- GOAL OF THE EXERCISE -
Your answer should be one number: the count of lines in these entries that hold the word "JSON".

### SOURCE MATERIAL

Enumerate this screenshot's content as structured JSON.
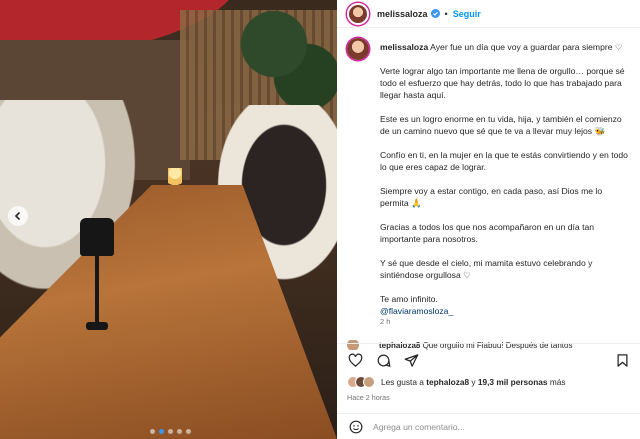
{
  "post": {
    "username": "melissaloza",
    "follow_label": "Seguir",
    "separator": "•"
  },
  "caption": {
    "username": "melissaloza",
    "paragraphs": [
      "Ayer fue un día que voy a guardar para siempre ♡",
      "Verte lograr algo tan importante me llena de orgullo… porque sé todo el esfuerzo que hay detrás, todo lo que has trabajado para llegar hasta aquí.",
      "Este es un logro enorme en tu vida, hija, y también el comienzo de un camino nuevo que sé que te va a llevar muy lejos 🐝",
      "Confío en ti, en la mujer en la que te estás convirtiendo y en todo lo que eres capaz de lograr.",
      "Siempre voy a estar contigo, en cada paso, así Dios me lo permita 🙏",
      "Gracias a todos los que nos acompañaron en un día tan importante para nosotros.",
      "Y sé que desde el cielo, mi mamita estuvo celebrando y sintiéndose orgullosa ♡",
      "Te amo infinito."
    ],
    "mention": "@flaviaramosloza_",
    "time": "2 h"
  },
  "comment_preview": {
    "username": "tephaloza8",
    "text": "Que orgullo mi Flabuu! Después de tantos"
  },
  "likes": {
    "prefix": "Les gusta a",
    "user": "tephaloza8",
    "connector": "y",
    "count": "19,3 mil personas",
    "suffix": "más",
    "ago": "Hace 2 horas"
  },
  "add_comment": {
    "placeholder": "Agrega un comentario..."
  },
  "carousel": {
    "total": 5,
    "current": 2
  },
  "colors": {
    "accent": "#0095f6",
    "mention": "#00376b",
    "muted": "#737373",
    "story_ring": "#d6249f"
  }
}
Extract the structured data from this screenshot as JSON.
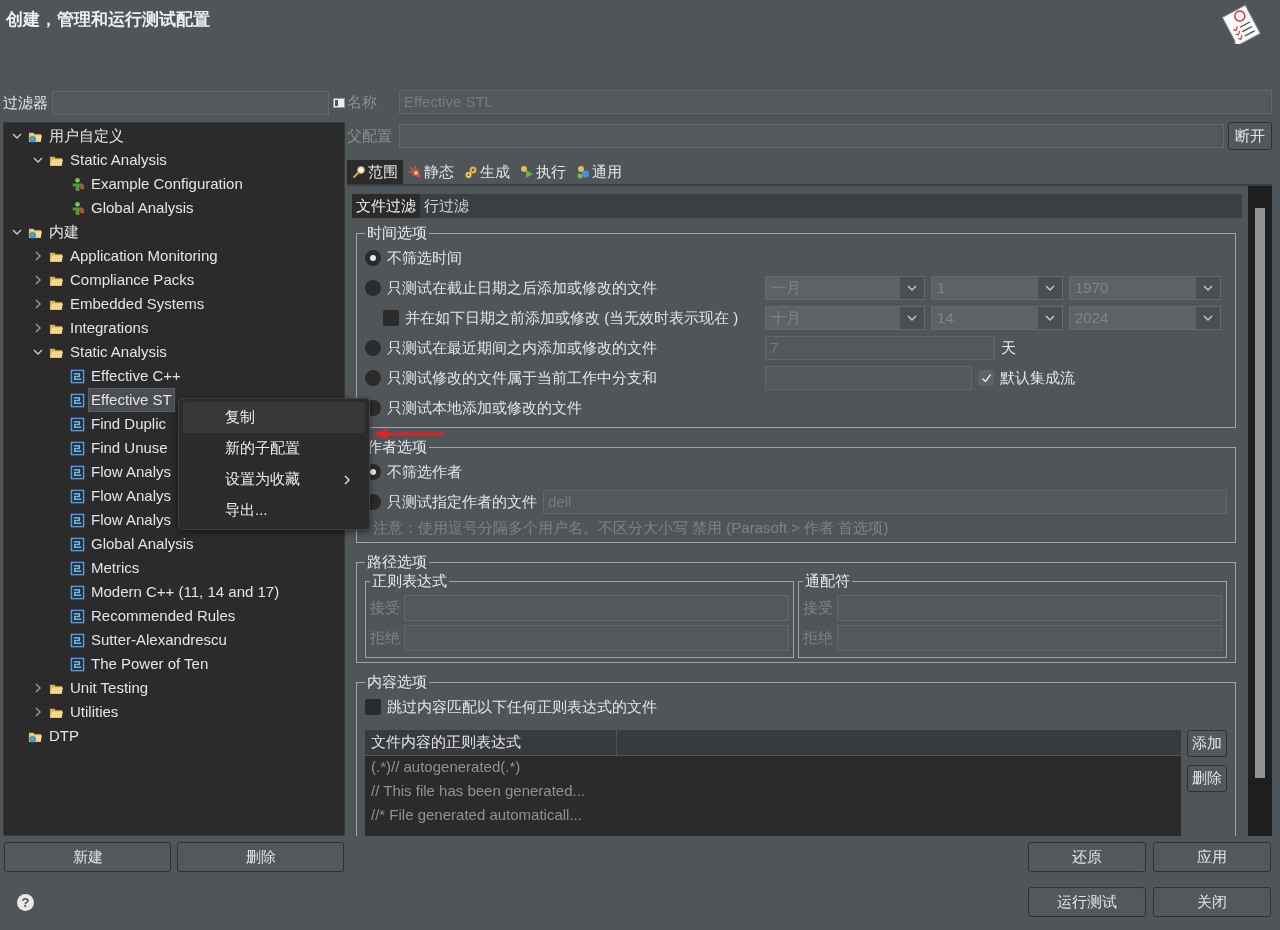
{
  "window": {
    "title": "创建，管理和运行测试配置"
  },
  "filter": {
    "label": "过滤器"
  },
  "tree": [
    {
      "label": "用户自定义",
      "kind": "root",
      "expanded": true,
      "selected": false,
      "children": [
        {
          "label": "Static Analysis",
          "kind": "folder",
          "expanded": true,
          "selected": false,
          "children": [
            {
              "label": "Example Configuration",
              "kind": "user",
              "selected": false
            },
            {
              "label": "Global Analysis",
              "kind": "user",
              "selected": false
            }
          ]
        }
      ]
    },
    {
      "label": "内建",
      "kind": "root",
      "expanded": true,
      "selected": false,
      "children": [
        {
          "label": "Application Monitoring",
          "kind": "folder",
          "expanded": false,
          "selected": false
        },
        {
          "label": "Compliance Packs",
          "kind": "folder",
          "expanded": false,
          "selected": false
        },
        {
          "label": "Embedded Systems",
          "kind": "folder",
          "expanded": false,
          "selected": false
        },
        {
          "label": "Integrations",
          "kind": "folder",
          "expanded": false,
          "selected": false
        },
        {
          "label": "Static Analysis",
          "kind": "folder",
          "expanded": true,
          "selected": false,
          "children": [
            {
              "label": "Effective C++",
              "kind": "builtin",
              "selected": false
            },
            {
              "label": "Effective ST",
              "kind": "builtin",
              "selected": true
            },
            {
              "label": "Find Duplic",
              "kind": "builtin",
              "selected": false
            },
            {
              "label": "Find Unuse",
              "kind": "builtin",
              "selected": false
            },
            {
              "label": "Flow Analys",
              "kind": "builtin",
              "selected": false
            },
            {
              "label": "Flow Analys",
              "kind": "builtin",
              "selected": false
            },
            {
              "label": "Flow Analys",
              "kind": "builtin",
              "selected": false
            },
            {
              "label": "Global Analysis",
              "kind": "builtin",
              "selected": false
            },
            {
              "label": "Metrics",
              "kind": "builtin",
              "selected": false
            },
            {
              "label": "Modern C++ (11, 14 and 17)",
              "kind": "builtin",
              "selected": false
            },
            {
              "label": "Recommended Rules",
              "kind": "builtin",
              "selected": false
            },
            {
              "label": "Sutter-Alexandrescu",
              "kind": "builtin",
              "selected": false
            },
            {
              "label": "The Power of Ten",
              "kind": "builtin",
              "selected": false
            }
          ]
        },
        {
          "label": "Unit Testing",
          "kind": "folder",
          "expanded": false,
          "selected": false
        },
        {
          "label": "Utilities",
          "kind": "folder",
          "expanded": false,
          "selected": false
        }
      ]
    },
    {
      "label": "DTP",
      "kind": "root",
      "selected": false
    }
  ],
  "left_buttons": [
    "新建",
    "删除"
  ],
  "context_menu": [
    {
      "label": "复制",
      "selected": true,
      "submenu": false
    },
    {
      "label": "新的子配置",
      "selected": false,
      "submenu": false
    },
    {
      "label": "设置为收藏",
      "selected": false,
      "submenu": true
    },
    {
      "label": "导出...",
      "selected": false,
      "submenu": false
    }
  ],
  "name_field": {
    "label": "名称",
    "value": "Effective STL"
  },
  "parent_field": {
    "label": "父配置",
    "button": "断开"
  },
  "tabs": [
    {
      "label": "范围",
      "selected": true
    },
    {
      "label": "静态",
      "selected": false
    },
    {
      "label": "生成",
      "selected": false
    },
    {
      "label": "执行",
      "selected": false
    },
    {
      "label": "通用",
      "selected": false
    }
  ],
  "subtabs": [
    {
      "label": "文件过滤",
      "selected": true
    },
    {
      "label": "行过滤",
      "selected": false
    }
  ],
  "time_options": {
    "title": "时间选项",
    "options": [
      {
        "kind": "radio",
        "label": "不筛选时间",
        "selected": true
      },
      {
        "kind": "radio",
        "label": "只测试在截止日期之后添加或修改的文件",
        "selected": false,
        "dates": [
          "一月",
          "1",
          "1970"
        ]
      },
      {
        "kind": "checkbox",
        "label": "并在如下日期之前添加或修改 (当无效时表示现在 )",
        "checked": false,
        "dates": [
          "十月",
          "14",
          "2024"
        ]
      },
      {
        "kind": "radio",
        "label": "只测试在最近期间之内添加或修改的文件",
        "selected": false,
        "field": "7",
        "suffix": "天"
      },
      {
        "kind": "radio",
        "label": "只测试修改的文件属于当前工作中分支和",
        "selected": false,
        "option": {
          "label": "默认集成流",
          "checked": true
        }
      },
      {
        "kind": "radio",
        "label": "只测试本地添加或修改的文件",
        "selected": false
      }
    ]
  },
  "author_options": {
    "title": "作者选项",
    "options": [
      {
        "kind": "radio",
        "label": "不筛选作者",
        "selected": true
      },
      {
        "kind": "radio",
        "label": "只测试指定作者的文件",
        "selected": false,
        "field": "dell"
      }
    ],
    "note": "注意：使用逗号分隔多个用户名。不区分大小写 禁用 (Parasoft > 作者 首选项)"
  },
  "path_options": {
    "title": "路径选项",
    "groups": [
      {
        "title": "正则表达式",
        "fields": [
          "接受",
          "拒绝"
        ]
      },
      {
        "title": "通配符",
        "fields": [
          "接受",
          "拒绝"
        ]
      }
    ]
  },
  "content_options": {
    "title": "内容选项",
    "checkbox": {
      "label": "跳过内容匹配以下任何正则表达式的文件",
      "checked": false
    },
    "table": {
      "columns": [
        "文件内容的正则表达式"
      ],
      "rows": [
        "(.*)// autogenerated(.*)",
        "// This file has been generated...",
        "//* File generated automaticall..."
      ]
    },
    "buttons": [
      "添加",
      "删除"
    ]
  },
  "bottom_buttons": [
    [
      "还原",
      "应用"
    ],
    [
      "运行测试",
      "关闭"
    ]
  ],
  "help": "?"
}
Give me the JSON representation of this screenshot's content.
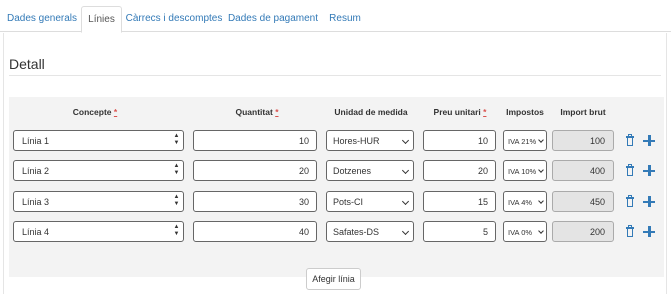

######

- ANSWER AREA -
3